During Seymour 's 30 years at Binkley Memorial, it was a congregation on the front lines in the battle over integration and participation of women in Baptist churches. Seymour 's ministry was not only prominent in the civil rights struggles of the 50's and 60's. He raised a prophetic voice of resistance during the Vietnam years. All the while, he was seen as a compassionate and vocal advocate on behalf of the aged and the poor. Dean Smith, the prominent basketball coach emeritus at the University of North Carolina-Chapel Hill and a parishioner of Binkley Memorial, once said of Seymour, “Bob was brilliant in communicating his intelligent thoughts from the pulpit... I was nurtured by the ministry of Bob Seymour for 30 years."

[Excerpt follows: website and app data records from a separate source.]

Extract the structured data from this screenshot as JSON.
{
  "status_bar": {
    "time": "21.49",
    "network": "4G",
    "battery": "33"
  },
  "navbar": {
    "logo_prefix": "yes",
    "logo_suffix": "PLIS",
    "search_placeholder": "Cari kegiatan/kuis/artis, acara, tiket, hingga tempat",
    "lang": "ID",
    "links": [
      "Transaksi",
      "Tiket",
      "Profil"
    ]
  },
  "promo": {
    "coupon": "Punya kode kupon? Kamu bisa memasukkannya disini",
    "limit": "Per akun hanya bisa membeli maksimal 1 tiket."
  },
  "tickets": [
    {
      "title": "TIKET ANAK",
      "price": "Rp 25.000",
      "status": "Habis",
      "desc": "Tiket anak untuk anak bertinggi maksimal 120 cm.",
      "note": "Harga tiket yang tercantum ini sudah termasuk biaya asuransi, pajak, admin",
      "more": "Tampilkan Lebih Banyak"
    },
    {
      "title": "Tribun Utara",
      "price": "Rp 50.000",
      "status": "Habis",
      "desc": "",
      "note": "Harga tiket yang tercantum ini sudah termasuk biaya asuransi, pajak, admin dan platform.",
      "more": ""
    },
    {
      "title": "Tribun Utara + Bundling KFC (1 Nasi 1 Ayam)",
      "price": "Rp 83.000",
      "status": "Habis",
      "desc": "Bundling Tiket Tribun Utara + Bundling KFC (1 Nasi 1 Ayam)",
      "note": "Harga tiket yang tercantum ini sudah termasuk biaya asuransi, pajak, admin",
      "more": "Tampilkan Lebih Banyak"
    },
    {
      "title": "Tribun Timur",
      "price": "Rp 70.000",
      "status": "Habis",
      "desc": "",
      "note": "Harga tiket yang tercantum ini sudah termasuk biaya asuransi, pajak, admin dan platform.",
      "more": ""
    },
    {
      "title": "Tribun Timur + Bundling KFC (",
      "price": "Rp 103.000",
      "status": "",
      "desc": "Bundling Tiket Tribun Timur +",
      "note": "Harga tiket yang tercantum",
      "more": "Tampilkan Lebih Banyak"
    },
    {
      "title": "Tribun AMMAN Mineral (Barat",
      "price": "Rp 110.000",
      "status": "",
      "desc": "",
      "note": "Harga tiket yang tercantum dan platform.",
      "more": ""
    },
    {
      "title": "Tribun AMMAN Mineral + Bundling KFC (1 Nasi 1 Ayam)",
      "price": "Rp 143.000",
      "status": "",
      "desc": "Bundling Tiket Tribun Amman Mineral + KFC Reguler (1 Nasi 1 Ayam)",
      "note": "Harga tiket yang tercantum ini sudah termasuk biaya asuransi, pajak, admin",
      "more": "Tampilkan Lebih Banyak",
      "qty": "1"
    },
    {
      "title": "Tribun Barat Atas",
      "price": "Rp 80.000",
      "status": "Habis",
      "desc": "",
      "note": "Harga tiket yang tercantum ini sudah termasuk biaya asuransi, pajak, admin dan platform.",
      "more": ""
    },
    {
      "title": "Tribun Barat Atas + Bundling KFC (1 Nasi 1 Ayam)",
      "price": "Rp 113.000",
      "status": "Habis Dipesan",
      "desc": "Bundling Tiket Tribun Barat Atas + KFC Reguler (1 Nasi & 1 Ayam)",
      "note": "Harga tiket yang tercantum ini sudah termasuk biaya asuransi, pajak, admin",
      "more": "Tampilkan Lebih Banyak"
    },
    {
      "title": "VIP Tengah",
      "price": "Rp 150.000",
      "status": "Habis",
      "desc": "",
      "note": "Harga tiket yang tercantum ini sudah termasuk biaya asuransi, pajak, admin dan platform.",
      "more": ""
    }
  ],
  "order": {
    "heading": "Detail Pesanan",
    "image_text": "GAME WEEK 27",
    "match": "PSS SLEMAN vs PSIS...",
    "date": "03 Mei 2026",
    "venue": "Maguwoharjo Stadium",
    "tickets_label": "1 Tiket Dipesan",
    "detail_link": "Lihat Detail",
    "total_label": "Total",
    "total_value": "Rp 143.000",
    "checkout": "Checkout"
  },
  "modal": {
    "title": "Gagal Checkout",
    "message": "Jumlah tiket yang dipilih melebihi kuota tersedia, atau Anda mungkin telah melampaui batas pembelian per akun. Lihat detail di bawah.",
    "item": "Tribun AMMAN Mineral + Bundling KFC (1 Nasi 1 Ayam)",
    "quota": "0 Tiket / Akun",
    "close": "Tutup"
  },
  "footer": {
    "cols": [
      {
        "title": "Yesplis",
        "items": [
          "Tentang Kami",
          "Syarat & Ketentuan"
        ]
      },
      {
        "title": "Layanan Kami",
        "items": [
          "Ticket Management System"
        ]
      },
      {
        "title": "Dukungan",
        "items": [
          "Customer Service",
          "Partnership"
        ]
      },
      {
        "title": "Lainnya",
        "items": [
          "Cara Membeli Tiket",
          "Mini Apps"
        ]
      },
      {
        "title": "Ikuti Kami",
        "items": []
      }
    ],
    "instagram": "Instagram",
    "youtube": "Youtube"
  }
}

At the awards banquet, Seymour recalled Chapel Hill in 1962 as a “typical segregated town.” One of the first African-American interns at Binkley Memorial was a young student from Union Theological Seminary, Jim Forbes, well known now as The Rev. Dr. James A. Forbes Jr., senior minister at Riverside Church in New York City. Seymour said the presence of Forbes as summer intern, “transformed the congregation.” Binkley Memorial was originally established as a Southern Baptist congregation but eventually affiliated with the American Baptist Churches.

Born in Greenwood, South Carolina, Seymour came to Yale Divinity School as a Navy chaplaincy candidate after completing an undergraduate degree at Duke. (At the awards ceremony, he quipped, “Unlike many of you, I did not apply to YDS, I was ordered to come here!”) He received a Ph.D. degree from the University of Edinburgh. After his retirement in 1988, Seymour founded the Chapel Hill Senior Center. He has written four books: Whites Only, Aging Without Apology, A Village Voice, and When Life Becomes Worthwhile. He is also a regular columnist for The Chapel Hill News.

At Yale, recalled Seymour, it was Liston Pope who introduced him to the social aspects of the Gospel, including its application to issues of human rights. “The racial issue has been on the front burner for my entire ministry,” he said.